Click on the paper star to add/remove this to your individual schedule.
You need to be logged in to avail of this functionality.

Accepted paper:

John Durand, museum reconnaissance & exchange negotiation: A view into the dynamics of transatlantic specimen exchange

Author:

Catherine Nichols (Loyola University Chicago)

Paper short abstract:

As specimen exchange between French museums and the Smithsonian Institution increased in the nineteenth century, this paper consider the role of exchange agent John Durand, whose letters allow for a more nuanced understanding of the contexts of anthropological specimen mobilities via exchange.

Paper long abstract:

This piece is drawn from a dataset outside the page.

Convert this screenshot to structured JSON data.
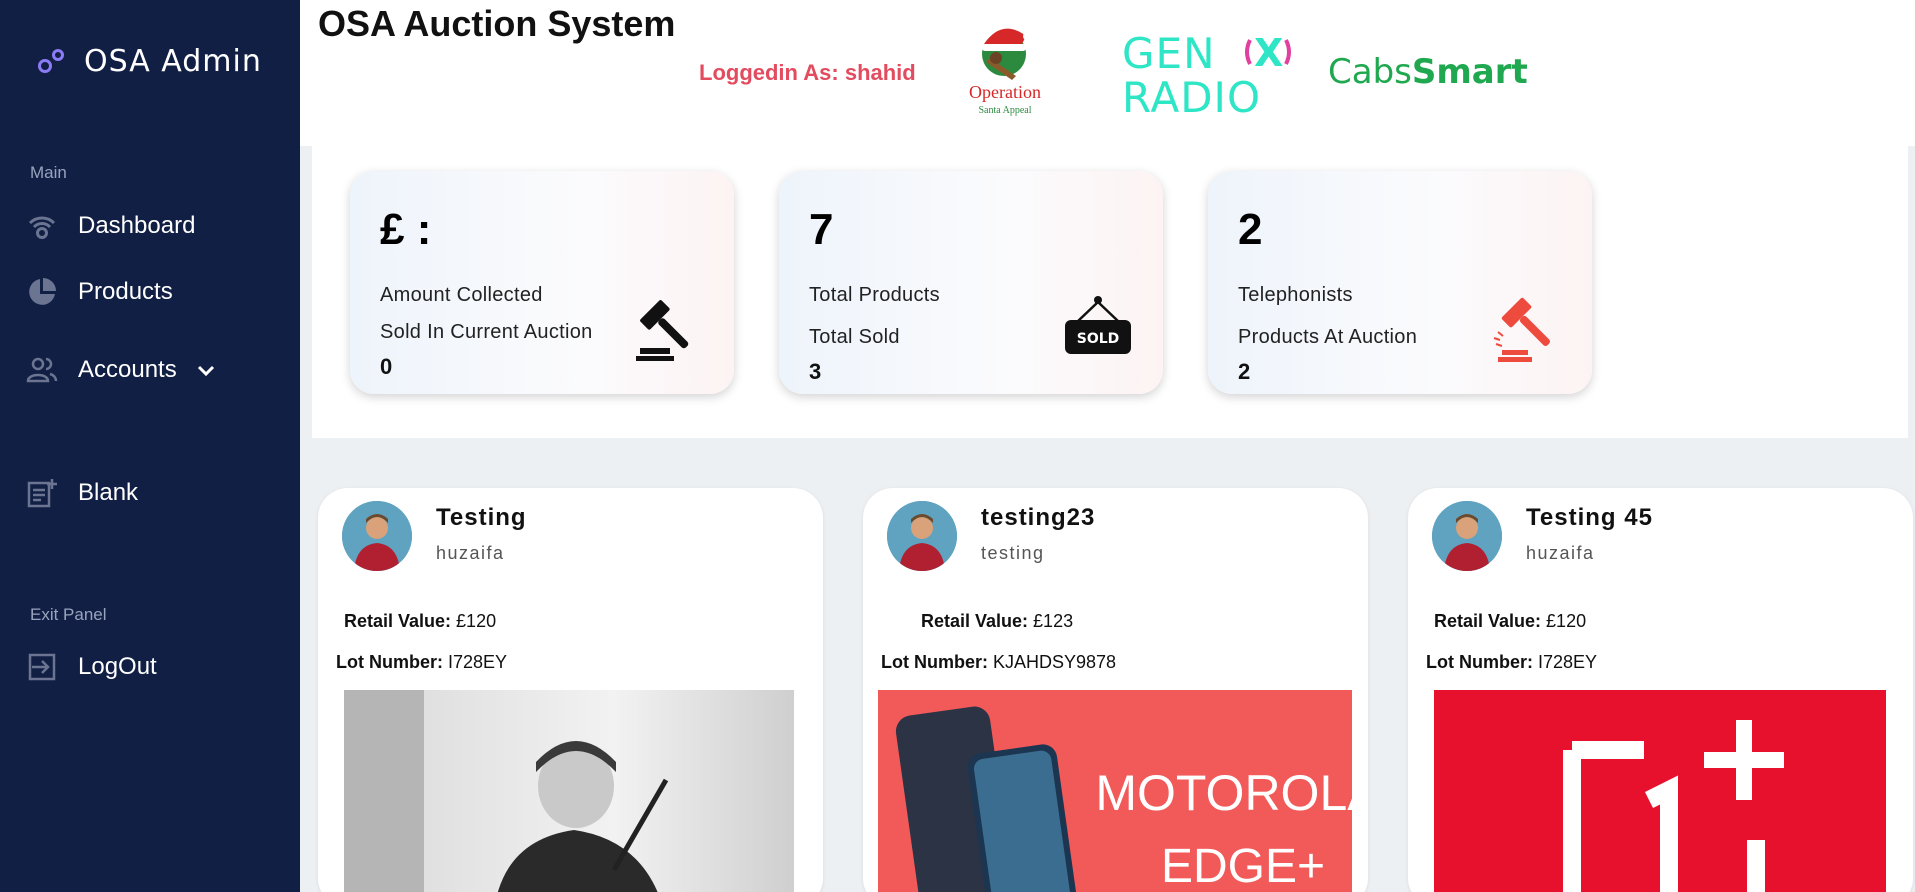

As natural and cultural objects flooded into the US National Museum (USNM) over the latter half of the nineteenth century, Smithsonian Institution administrators implemented a system of specimen exchange, especially with European museums, in order to diversify and refine their collections. Transatlantic exchange negotiations were oftentimes conducted through epistolary means, and delayed post resulted in communication lags. Forwarding agents in major European cities were instrumental to the success of publications exchange but these agents functioned more as centralized clearinghouses for national scientific establishments, specializing in international shipping and local distribution. The Smithsonian developed a relationship with art critic John Durand, who spent much of his later life in Paris, and worked on behalf of the Smithsonian to negotiate exchanges in France. This paper considers the relationship between Durand and Smithsonian administrators, particularly USNM Director George Brown Goode. Exchange correspondence ranges from 1883 to 1896 and addresses the broad internal dynamics of Smithsonian collecting and exchange priorities, as well logistical, personal, and financial particularities. These letters offer a richness of historical detail so often omitted from official exchange correspondence, allowing for a more nuanced understanding of the contexts of anthropological specimen mobilities via exchange in the late nineteenth century. This relationship also reveals internal dynamics at the USNM within the anthropology department, as Goode's influence in exchanges and collections development was gradually leveled with that of ethnology curator Otis Mason. Durand's role in exchanges calls attention to the role of intermediaries and acts of brokerage within transatlantic museum exchange networks.

panel AM01
Transatlantic museum mobilities: convergences of objects, people and ideas